| Supplied material |

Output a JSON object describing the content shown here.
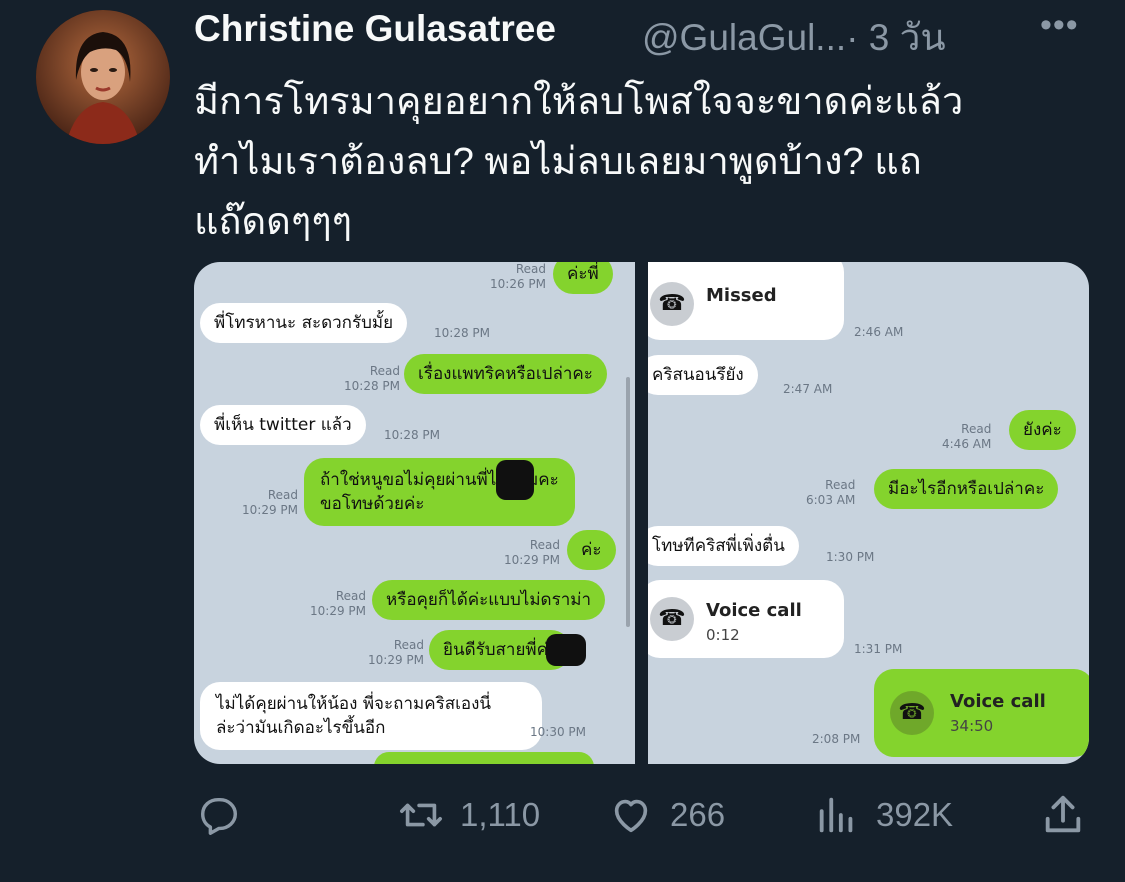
{
  "tweet": {
    "author_name": "Christine Gulasatree",
    "author_handle": "@GulaGul...",
    "timestamp": "· 3 วัน",
    "more_label": "•••",
    "text_lines": [
      "มีการโทรมาคุยอยากให้ลบโพสใจจะขาดค่ะแล้ว",
      "ทำไมเราต้องลบ? พอไม่ลบเลยมาพูดบ้าง? แถ",
      "แถ๊ดดๆๆๆ"
    ]
  },
  "screenshot_left": {
    "messages": [
      {
        "text": "ค่ะพี่",
        "meta_read": "Read",
        "meta_time": "10:26 PM"
      },
      {
        "text": "พี่โทรหานะ สะดวกรับมั้ย",
        "meta_time": "10:28 PM"
      },
      {
        "text": "เรื่องแพทริคหรือเปล่าคะ",
        "meta_read": "Read",
        "meta_time": "10:28 PM"
      },
      {
        "text": "พี่เห็น twitter แล้ว",
        "meta_time": "10:28 PM"
      },
      {
        "text_line1": "ถ้าใช่หนูขอไม่คุยผ่านพี่ได้ไหมคะ",
        "text_line2": "ขอโทษด้วยค่ะ",
        "meta_read": "Read",
        "meta_time": "10:29 PM"
      },
      {
        "text": "ค่ะ",
        "meta_read": "Read",
        "meta_time": "10:29 PM"
      },
      {
        "text": "หรือคุยก็ได้ค่ะแบบไม่ดราม่า",
        "meta_read": "Read",
        "meta_time": "10:29 PM"
      },
      {
        "text": "ยินดีรับสายพี่ค่ะ",
        "meta_read": "Read",
        "meta_time": "10:29 PM"
      },
      {
        "text_line1": "ไม่ได้คุยผ่านให้น้อง พี่จะถามคริสเองนี่",
        "text_line2": "ล่ะว่ามันเกิดอะไรขึ้นอีก",
        "meta_time": "10:30 PM"
      }
    ]
  },
  "screenshot_right": {
    "messages": [
      {
        "call_title": "Missed",
        "meta_time": "2:46 AM"
      },
      {
        "text": "คริสนอนรึยัง",
        "meta_time": "2:47 AM"
      },
      {
        "text": "ยังค่ะ",
        "meta_read": "Read",
        "meta_time": "4:46 AM"
      },
      {
        "text": "มีอะไรอีกหรือเปล่าคะ",
        "meta_read": "Read",
        "meta_time": "6:03 AM"
      },
      {
        "text": "โทษทีคริสพี่เพิ่งตื่น",
        "meta_time": "1:30 PM"
      },
      {
        "call_title": "Voice call",
        "call_duration": "0:12",
        "meta_time": "1:31 PM"
      },
      {
        "call_title": "Voice call",
        "call_duration": "34:50",
        "meta_time": "2:08 PM"
      }
    ]
  },
  "actions": {
    "reply_icon": "reply-bubble-icon",
    "retweet_icon": "retweet-icon",
    "retweet_count": "1,110",
    "like_icon": "heart-icon",
    "like_count": "266",
    "views_icon": "views-bar-chart-icon",
    "views_count": "392K",
    "share_icon": "share-upload-icon"
  },
  "colors": {
    "background": "#15202b",
    "text_primary": "#f7f9f9",
    "text_secondary": "#8b98a5",
    "line_green": "#84d32d",
    "chat_background": "#c8d3de"
  }
}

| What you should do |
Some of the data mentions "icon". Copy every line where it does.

| Result of the task |
    "reply_icon": "reply-bubble-icon",
    "retweet_icon": "retweet-icon",
    "like_icon": "heart-icon",
    "views_icon": "views-bar-chart-icon",
    "share_icon": "share-upload-icon"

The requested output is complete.